Movie review 'Revolver Rani': Fiery but confused

Published Apr 25, 2014, 6:59 pm IST
Updated Apr 1, 2019, 12:01 pm IST
Full marks for the effort 'Revolver Rani'
A still from the movie 'Revolver Rani'
 A still from the movie 'Revolver Rani'

Rating: 2 stars

Director: Sai Kabir


Cast: Kangna Ranaut, Vir Das, Piyush Mishra, Zakir Hussain

MumbaiThe world of ‘Revolver Rani’ is made for Kangna Ranaut. In this dacoit drama, she plays Alka Singh, a dacoit-turned-politician who’s somewhat of a diva in Chambal. She wears metallic conical bustiers made in ‘Benice’ in Italy, and boasts no end of her ‘phasion’ sense to her toy boy Rohan Kapoor (Vir Das), who’s an aspiring actor.

She’s also got an endless supply of bullets; she needs it because she uses them to complete her sentences, and sometimes when she falls short of cuss words. Right from the time the credits start rolling, director Sai Kabir makes good use of Tarantinoesque tools to create a milieu seeped in violence and peppered with dark humour. But after a promising start, the fire begins to lose out its heat, little by little.


Alka chances upon her toy boy at an underwear modeling competition where she’s the judge. Rohan woos her not having the slightest idea of what he is getting into. What follows is a complete gender role reversal. Alka looks after him, pays for his upkeep, protects him from local goons, builds him a film city and even produces a film for him. In return, he has to live up to her insatiable expectations in bed, while virtually living under house arrest. She even beats him to pulp when she suspects him of cheating on her.

Rohan is no saint of course. He wants to use her money and clout to get ahead in his career. And he cheats on her too. Alka, on the other hand, is used by her maama, played by a menacing Piyush Mishra, as a political tool to fight their local rival Udaybhan Singh who has kicked Alka out of power to reclaim his throne after five years. Alka plays along only till a point when her fiery bullets begin to drown in her newfound maternal instincts, when she realises she is pregnant. She wants a way out but the queen of this hellhole finds herself straight jacketed in a world that she ruled until yesterday.
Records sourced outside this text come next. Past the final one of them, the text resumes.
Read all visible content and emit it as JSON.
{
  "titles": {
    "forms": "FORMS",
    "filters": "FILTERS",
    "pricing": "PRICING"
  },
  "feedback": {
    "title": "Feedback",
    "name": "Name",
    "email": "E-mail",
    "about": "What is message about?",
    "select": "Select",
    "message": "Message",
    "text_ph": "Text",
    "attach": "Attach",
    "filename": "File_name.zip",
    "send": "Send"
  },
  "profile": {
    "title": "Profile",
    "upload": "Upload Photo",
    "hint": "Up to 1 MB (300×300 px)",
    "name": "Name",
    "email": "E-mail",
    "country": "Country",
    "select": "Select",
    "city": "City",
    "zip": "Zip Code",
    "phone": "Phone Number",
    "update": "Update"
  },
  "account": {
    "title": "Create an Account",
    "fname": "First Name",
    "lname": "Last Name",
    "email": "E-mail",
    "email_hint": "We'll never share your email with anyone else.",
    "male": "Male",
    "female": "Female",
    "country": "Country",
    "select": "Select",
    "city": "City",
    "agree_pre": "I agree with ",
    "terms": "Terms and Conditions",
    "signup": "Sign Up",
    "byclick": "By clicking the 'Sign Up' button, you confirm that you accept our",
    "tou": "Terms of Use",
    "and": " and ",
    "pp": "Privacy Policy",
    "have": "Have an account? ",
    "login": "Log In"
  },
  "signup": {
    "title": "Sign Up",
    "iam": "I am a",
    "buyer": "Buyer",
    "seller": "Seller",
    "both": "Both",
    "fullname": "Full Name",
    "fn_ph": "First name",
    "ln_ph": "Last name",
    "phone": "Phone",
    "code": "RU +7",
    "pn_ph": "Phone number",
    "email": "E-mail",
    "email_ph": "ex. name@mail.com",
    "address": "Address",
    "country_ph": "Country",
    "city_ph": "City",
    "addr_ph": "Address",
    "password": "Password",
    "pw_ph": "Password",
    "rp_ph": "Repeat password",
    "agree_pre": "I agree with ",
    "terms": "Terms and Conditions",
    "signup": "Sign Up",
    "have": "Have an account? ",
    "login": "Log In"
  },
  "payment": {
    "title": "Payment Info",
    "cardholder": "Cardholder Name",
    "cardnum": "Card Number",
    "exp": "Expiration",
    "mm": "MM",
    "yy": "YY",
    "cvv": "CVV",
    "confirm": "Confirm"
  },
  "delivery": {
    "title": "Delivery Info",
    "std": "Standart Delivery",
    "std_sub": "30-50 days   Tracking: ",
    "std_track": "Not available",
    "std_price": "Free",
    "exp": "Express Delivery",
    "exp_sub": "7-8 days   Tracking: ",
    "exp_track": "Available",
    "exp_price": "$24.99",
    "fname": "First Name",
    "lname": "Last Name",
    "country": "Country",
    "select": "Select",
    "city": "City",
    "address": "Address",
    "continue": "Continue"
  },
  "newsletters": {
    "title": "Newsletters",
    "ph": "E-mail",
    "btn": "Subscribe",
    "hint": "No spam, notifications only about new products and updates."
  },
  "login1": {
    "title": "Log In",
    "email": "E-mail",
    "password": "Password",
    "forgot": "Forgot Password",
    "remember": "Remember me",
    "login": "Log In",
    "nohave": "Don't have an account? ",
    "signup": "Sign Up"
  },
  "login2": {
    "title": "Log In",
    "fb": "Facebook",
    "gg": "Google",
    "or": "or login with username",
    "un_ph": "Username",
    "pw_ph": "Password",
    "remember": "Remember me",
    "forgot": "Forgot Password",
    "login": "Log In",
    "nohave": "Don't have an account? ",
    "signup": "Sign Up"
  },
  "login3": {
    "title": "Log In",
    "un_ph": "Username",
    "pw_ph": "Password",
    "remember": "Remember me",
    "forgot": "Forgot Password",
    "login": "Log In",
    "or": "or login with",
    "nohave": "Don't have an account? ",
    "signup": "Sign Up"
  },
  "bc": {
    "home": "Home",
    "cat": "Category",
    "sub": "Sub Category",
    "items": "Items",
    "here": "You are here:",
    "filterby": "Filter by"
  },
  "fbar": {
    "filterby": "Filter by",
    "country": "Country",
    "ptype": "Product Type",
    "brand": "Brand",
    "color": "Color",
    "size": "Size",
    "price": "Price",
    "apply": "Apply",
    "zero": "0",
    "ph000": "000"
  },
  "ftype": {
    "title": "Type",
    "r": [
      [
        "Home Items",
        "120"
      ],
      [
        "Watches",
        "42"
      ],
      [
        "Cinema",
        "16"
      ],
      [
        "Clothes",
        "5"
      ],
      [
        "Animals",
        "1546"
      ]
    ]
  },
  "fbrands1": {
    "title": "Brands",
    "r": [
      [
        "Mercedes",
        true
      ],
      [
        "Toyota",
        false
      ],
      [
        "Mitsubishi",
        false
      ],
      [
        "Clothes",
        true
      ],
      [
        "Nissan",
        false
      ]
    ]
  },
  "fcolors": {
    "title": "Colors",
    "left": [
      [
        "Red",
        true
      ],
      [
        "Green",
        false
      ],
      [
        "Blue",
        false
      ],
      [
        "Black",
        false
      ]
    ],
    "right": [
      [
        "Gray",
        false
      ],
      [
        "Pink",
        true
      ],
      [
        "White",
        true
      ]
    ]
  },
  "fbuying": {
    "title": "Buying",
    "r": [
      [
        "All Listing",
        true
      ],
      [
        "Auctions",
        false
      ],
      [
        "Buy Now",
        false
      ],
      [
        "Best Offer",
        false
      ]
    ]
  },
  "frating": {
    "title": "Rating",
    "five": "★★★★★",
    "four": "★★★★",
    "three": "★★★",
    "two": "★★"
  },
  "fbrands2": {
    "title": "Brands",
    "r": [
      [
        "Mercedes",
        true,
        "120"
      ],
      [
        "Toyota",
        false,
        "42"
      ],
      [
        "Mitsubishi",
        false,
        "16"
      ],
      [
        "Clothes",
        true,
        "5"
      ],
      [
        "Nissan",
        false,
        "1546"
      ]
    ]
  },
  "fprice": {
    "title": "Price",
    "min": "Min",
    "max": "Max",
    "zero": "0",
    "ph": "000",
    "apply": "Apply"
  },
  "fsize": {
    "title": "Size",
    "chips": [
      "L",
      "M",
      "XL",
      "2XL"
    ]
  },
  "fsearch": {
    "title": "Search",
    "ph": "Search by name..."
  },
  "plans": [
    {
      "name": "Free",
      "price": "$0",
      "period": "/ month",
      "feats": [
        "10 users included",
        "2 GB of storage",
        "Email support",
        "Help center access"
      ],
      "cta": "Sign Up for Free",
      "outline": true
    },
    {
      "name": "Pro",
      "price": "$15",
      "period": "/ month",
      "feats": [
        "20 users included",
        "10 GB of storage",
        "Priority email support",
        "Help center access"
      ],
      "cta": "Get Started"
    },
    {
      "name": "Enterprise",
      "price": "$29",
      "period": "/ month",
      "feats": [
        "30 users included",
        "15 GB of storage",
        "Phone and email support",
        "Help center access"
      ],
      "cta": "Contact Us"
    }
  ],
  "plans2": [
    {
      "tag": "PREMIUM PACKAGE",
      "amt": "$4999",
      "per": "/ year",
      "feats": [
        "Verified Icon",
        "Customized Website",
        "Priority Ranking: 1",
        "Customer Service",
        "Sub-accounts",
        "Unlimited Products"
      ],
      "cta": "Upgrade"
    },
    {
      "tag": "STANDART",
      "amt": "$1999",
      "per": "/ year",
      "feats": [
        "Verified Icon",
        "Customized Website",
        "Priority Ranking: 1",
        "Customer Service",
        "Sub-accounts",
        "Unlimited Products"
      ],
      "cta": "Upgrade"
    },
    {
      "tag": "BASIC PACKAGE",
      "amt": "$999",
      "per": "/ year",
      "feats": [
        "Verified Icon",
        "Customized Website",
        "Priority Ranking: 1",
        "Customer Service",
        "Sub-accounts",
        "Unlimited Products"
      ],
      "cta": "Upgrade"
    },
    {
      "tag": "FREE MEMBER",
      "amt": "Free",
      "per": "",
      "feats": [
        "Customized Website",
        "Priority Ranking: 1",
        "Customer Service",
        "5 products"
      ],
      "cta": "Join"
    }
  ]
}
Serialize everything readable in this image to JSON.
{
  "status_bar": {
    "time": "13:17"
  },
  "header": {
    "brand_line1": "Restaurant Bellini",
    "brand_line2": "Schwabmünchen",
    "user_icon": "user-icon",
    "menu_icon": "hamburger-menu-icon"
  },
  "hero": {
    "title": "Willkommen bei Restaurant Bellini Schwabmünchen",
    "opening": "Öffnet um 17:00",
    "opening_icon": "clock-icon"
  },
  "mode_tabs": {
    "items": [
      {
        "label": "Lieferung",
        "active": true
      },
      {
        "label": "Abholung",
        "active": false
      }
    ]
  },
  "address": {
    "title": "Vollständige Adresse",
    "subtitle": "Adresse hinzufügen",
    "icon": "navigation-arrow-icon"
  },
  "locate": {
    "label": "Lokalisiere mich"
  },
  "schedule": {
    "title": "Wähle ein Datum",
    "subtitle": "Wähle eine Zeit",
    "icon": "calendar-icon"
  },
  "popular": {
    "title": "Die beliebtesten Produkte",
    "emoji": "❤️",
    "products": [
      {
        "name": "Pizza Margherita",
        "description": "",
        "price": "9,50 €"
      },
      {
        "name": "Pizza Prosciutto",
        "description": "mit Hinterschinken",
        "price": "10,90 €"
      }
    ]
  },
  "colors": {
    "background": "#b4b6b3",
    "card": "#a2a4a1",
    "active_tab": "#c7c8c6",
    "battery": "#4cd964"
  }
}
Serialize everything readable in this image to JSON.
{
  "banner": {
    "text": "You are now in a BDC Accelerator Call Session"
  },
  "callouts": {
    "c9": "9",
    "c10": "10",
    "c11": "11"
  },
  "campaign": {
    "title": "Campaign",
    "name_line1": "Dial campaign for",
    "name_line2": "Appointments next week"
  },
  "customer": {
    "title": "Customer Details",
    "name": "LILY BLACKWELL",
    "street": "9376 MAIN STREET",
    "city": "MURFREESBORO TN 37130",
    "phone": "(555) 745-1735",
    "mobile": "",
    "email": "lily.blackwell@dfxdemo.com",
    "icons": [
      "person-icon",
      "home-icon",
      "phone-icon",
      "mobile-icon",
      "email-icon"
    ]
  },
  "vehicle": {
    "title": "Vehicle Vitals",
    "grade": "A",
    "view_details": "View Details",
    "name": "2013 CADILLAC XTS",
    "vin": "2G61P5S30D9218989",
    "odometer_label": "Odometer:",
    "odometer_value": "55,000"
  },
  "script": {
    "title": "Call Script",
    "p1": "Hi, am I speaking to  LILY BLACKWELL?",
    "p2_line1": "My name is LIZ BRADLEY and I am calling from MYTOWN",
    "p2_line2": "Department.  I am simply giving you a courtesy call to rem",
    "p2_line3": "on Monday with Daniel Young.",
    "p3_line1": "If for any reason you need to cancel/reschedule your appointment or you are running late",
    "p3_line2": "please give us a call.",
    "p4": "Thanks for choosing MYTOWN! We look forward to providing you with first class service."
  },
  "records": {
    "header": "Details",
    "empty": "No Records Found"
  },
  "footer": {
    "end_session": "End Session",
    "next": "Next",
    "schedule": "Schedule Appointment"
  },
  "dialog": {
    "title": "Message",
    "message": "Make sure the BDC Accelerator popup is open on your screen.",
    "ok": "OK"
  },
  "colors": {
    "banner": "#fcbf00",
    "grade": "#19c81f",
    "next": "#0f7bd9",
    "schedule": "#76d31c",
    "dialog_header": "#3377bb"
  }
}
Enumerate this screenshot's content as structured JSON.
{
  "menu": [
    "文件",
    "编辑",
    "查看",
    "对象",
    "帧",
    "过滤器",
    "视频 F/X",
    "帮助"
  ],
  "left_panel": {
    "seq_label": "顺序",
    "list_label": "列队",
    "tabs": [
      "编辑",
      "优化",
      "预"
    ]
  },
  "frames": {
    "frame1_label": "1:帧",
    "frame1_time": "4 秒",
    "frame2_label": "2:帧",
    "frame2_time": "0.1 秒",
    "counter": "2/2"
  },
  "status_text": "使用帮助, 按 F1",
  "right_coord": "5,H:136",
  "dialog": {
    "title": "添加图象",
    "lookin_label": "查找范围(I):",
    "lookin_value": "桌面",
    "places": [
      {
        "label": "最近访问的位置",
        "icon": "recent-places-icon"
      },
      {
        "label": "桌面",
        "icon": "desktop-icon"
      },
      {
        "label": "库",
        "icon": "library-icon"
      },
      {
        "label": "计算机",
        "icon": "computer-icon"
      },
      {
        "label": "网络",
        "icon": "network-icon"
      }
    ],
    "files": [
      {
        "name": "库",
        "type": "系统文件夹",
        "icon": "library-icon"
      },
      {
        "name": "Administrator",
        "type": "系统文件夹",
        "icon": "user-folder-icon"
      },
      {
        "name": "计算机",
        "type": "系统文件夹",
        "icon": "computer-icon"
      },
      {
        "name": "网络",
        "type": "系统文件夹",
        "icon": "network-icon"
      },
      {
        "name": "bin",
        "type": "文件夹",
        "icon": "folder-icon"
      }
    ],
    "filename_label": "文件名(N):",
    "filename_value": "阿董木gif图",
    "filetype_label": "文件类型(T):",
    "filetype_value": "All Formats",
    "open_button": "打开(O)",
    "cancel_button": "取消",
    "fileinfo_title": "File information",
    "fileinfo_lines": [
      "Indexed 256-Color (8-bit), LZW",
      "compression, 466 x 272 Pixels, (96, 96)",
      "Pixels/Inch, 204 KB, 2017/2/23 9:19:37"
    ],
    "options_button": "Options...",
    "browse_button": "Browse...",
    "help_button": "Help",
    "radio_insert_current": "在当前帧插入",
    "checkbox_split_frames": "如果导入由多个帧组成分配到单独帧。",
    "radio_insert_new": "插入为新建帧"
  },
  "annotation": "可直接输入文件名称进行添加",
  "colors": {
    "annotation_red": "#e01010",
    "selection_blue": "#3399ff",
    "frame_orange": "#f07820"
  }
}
‘Revolver Rani’ is stocked with many interesting elements, in its story, in the characterisation, in the satire. But the film fails to make its intentions clear. It starts off on a promising note, the grounds ripe for a political satire. But soon the plot gets more lost than Vir Das’s aspiring actor among Chambal’s daakus. One doesn’t know if it’s a spoof, a dark comedy or simply a picture of life in the hinterlands of Madhya Pradesh.

The editing of the film is a bit obviously jumpy, making it seem intentional but that doesn’t quite help the storytelling in this case.


Kangna’s character evokes mixed feelings. You don’t know if you should be scared of her, or treat her with affection or feel sorry for her. There are many layers to Alka but they all remain much too fragmented. Her performance however is as fiery as the role demands it to be.

Think Kill Bill’s Uma Thurman meets Chambal. Piyush brings a lot of gravitas to his part of a scheming mentor to Kangna. Zakir Hussain is first rate as Udhaybhaan, Alka’s political rival. Vir manages to bring out the frustration of an unscrupulous man who is desperately looking for an escape route in vain. A special mention as to be made of the news anchor whose parodied reporting forms a leitmotif in the film.


For those still in the ‘Queen’ hangover, ‘Revolver Rani’ won’t be an easy pill to swallow. However, the film does manage to establish Kangna’s range as an actor. The transition from Rani to ‘Revolver Rani’ has not exactly been a seamless one, but full marks for the effort.